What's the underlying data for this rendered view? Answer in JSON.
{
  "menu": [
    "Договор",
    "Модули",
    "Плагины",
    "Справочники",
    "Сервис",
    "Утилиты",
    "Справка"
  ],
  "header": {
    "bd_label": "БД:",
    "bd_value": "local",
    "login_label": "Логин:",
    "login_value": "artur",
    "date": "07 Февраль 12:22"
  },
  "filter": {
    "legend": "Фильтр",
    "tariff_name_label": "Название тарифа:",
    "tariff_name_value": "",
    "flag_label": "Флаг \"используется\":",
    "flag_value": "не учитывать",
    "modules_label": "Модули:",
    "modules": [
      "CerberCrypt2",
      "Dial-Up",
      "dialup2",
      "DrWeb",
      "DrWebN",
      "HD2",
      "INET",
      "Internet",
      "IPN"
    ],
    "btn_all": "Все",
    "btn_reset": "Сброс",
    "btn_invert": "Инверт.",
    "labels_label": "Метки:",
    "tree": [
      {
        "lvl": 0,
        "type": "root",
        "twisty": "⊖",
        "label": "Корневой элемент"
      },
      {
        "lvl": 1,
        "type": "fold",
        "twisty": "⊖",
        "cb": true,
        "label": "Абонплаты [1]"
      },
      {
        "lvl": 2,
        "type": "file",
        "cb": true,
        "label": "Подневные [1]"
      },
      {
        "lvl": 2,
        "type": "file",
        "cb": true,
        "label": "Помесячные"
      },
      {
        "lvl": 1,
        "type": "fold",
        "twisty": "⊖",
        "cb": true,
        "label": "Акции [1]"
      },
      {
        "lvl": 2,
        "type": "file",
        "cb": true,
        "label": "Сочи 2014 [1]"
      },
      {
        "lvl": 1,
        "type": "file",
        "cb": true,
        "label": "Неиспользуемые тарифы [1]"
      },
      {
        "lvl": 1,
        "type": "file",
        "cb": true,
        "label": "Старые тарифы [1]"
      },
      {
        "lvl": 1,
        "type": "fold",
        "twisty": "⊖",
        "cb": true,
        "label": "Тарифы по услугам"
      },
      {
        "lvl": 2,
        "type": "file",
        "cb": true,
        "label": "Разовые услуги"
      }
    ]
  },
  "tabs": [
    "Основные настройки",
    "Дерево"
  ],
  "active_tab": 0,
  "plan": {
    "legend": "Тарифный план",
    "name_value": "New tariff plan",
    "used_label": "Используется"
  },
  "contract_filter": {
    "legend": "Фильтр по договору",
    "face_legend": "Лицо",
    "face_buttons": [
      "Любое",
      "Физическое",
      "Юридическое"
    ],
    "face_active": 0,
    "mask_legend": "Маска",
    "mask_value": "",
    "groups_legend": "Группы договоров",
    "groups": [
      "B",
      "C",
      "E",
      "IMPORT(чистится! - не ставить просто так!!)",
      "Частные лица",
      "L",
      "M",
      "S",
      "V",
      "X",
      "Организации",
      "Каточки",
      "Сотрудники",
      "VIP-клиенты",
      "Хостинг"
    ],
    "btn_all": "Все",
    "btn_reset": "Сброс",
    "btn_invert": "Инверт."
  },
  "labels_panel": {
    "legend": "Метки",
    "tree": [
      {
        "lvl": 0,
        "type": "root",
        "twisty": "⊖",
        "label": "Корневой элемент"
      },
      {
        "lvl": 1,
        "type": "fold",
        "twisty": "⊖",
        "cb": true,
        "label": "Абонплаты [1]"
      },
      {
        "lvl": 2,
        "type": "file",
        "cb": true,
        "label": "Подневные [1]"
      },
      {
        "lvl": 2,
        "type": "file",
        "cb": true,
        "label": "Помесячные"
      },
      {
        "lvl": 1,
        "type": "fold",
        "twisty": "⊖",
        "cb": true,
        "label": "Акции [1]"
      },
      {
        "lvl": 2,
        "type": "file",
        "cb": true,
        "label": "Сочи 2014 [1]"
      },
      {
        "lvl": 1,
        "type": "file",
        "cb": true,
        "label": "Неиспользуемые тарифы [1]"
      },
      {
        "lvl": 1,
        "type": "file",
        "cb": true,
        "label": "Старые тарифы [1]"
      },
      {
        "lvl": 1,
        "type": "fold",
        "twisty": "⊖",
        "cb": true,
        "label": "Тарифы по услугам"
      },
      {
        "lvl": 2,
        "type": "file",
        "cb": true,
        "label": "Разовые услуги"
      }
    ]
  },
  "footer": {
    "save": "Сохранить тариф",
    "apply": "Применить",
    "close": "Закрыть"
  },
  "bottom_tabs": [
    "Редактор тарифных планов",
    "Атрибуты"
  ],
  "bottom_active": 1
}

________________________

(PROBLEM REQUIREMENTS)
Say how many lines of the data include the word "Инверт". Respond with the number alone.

(RESULT OF THIS TASK)
2